▶ Task objective
Copy out every record below exactly as written, but leave out any pictures.

Data records for software interfaces
====================

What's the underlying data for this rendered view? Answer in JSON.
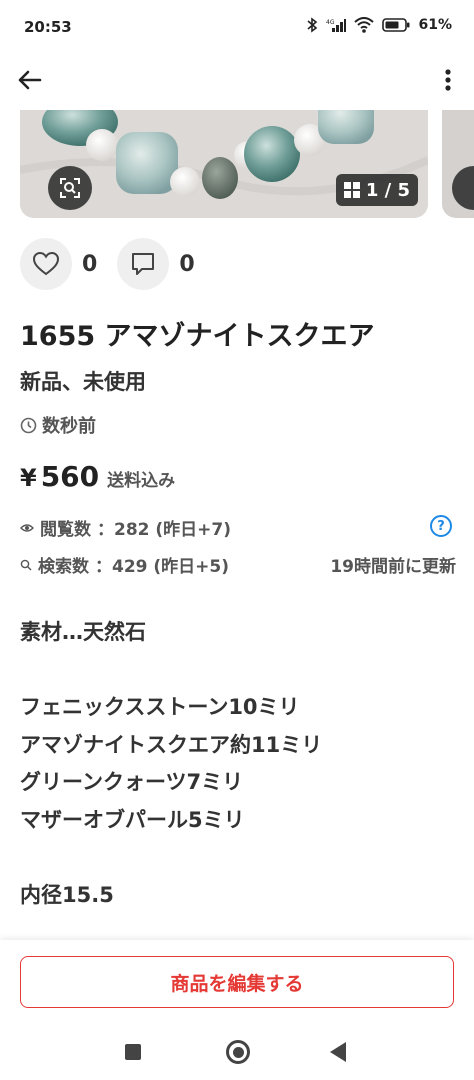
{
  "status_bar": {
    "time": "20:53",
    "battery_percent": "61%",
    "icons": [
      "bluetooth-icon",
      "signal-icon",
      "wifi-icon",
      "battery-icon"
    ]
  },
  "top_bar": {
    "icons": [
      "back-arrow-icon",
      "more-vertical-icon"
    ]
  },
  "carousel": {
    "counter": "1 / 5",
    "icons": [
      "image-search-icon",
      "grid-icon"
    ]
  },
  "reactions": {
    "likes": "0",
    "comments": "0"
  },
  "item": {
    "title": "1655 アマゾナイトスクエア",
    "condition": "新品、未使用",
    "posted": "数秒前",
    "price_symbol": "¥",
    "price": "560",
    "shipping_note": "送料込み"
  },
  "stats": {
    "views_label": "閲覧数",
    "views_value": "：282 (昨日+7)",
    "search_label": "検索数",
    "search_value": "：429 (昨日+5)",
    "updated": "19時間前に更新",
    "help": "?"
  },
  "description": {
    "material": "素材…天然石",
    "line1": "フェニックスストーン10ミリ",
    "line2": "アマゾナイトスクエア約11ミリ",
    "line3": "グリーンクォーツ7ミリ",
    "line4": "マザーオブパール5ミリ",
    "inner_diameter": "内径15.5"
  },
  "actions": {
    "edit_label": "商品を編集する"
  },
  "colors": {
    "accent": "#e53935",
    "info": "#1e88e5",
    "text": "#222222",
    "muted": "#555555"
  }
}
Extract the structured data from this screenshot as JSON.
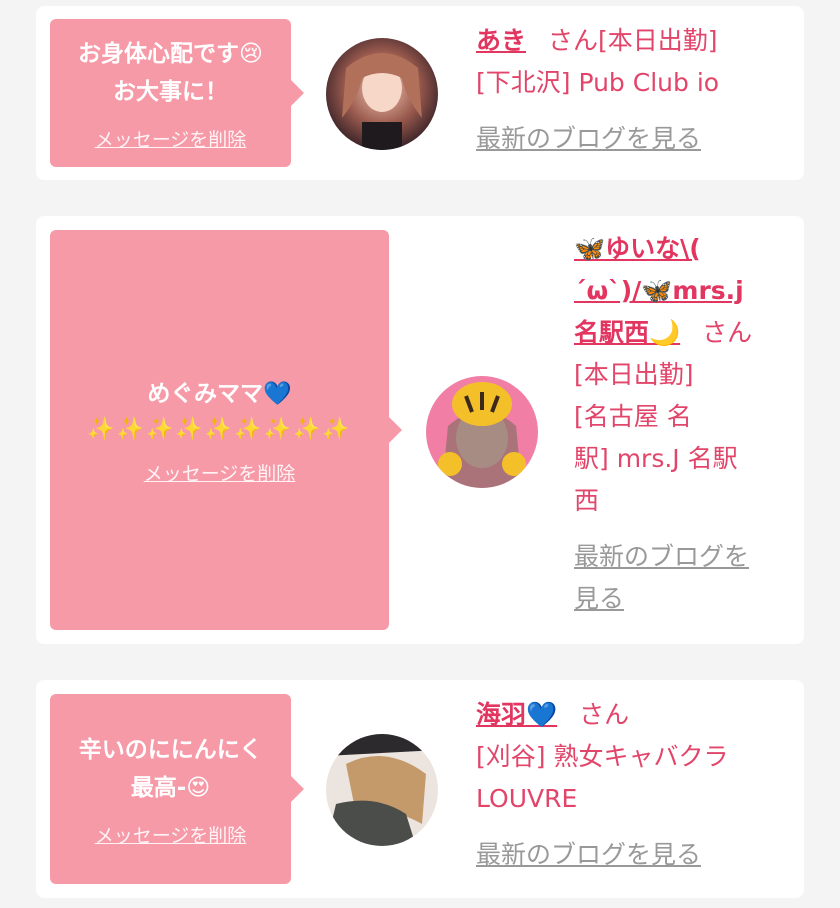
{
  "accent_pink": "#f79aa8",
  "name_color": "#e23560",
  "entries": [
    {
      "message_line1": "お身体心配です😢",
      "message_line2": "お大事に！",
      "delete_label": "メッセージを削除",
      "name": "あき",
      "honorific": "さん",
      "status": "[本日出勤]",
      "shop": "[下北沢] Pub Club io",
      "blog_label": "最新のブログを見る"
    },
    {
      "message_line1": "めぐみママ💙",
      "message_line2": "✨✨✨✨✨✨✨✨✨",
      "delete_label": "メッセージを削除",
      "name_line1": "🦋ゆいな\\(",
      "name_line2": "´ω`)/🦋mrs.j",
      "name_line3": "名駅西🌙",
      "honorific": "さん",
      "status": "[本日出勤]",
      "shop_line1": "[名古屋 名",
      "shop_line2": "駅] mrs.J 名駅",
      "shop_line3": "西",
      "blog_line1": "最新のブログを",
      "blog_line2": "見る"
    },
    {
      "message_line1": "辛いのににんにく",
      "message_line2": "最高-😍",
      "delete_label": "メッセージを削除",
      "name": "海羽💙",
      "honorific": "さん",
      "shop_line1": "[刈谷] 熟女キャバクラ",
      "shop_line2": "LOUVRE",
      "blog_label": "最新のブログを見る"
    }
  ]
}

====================

▶ Answer
What's the underlying data for this rendered view? Answer in JSON.
{
  "status_bar": {
    "time": "20:53",
    "battery_percent": "61%",
    "icons": [
      "bluetooth-icon",
      "signal-icon",
      "wifi-icon",
      "battery-icon"
    ]
  },
  "top_bar": {
    "icons": [
      "back-arrow-icon",
      "more-vertical-icon"
    ]
  },
  "carousel": {
    "counter": "1 / 5",
    "icons": [
      "image-search-icon",
      "grid-icon"
    ]
  },
  "reactions": {
    "likes": "0",
    "comments": "0"
  },
  "item": {
    "title": "1655 アマゾナイトスクエア",
    "condition": "新品、未使用",
    "posted": "数秒前",
    "price_symbol": "¥",
    "price": "560",
    "shipping_note": "送料込み"
  },
  "stats": {
    "views_label": "閲覧数",
    "views_value": "：282 (昨日+7)",
    "search_label": "検索数",
    "search_value": "：429 (昨日+5)",
    "updated": "19時間前に更新",
    "help": "?"
  },
  "description": {
    "material": "素材…天然石",
    "line1": "フェニックスストーン10ミリ",
    "line2": "アマゾナイトスクエア約11ミリ",
    "line3": "グリーンクォーツ7ミリ",
    "line4": "マザーオブパール5ミリ",
    "inner_diameter": "内径15.5"
  },
  "actions": {
    "edit_label": "商品を編集する"
  },
  "colors": {
    "accent": "#e53935",
    "info": "#1e88e5",
    "text": "#222222",
    "muted": "#555555"
  }
}
Extract the structured data from this screenshot as JSON.
{
  "accent_pink": "#f79aa8",
  "name_color": "#e23560",
  "entries": [
    {
      "message_line1": "お身体心配です😢",
      "message_line2": "お大事に！",
      "delete_label": "メッセージを削除",
      "name": "あき",
      "honorific": "さん",
      "status": "[本日出勤]",
      "shop": "[下北沢] Pub Club io",
      "blog_label": "最新のブログを見る"
    },
    {
      "message_line1": "めぐみママ💙",
      "message_line2": "✨✨✨✨✨✨✨✨✨",
      "delete_label": "メッセージを削除",
      "name_line1": "🦋ゆいな\\(",
      "name_line2": "´ω`)/🦋mrs.j",
      "name_line3": "名駅西🌙",
      "honorific": "さん",
      "status": "[本日出勤]",
      "shop_line1": "[名古屋 名",
      "shop_line2": "駅] mrs.J 名駅",
      "shop_line3": "西",
      "blog_line1": "最新のブログを",
      "blog_line2": "見る"
    },
    {
      "message_line1": "辛いのににんにく",
      "message_line2": "最高-😍",
      "delete_label": "メッセージを削除",
      "name": "海羽💙",
      "honorific": "さん",
      "shop_line1": "[刈谷] 熟女キャバクラ",
      "shop_line2": "LOUVRE",
      "blog_label": "最新のブログを見る"
    }
  ]
}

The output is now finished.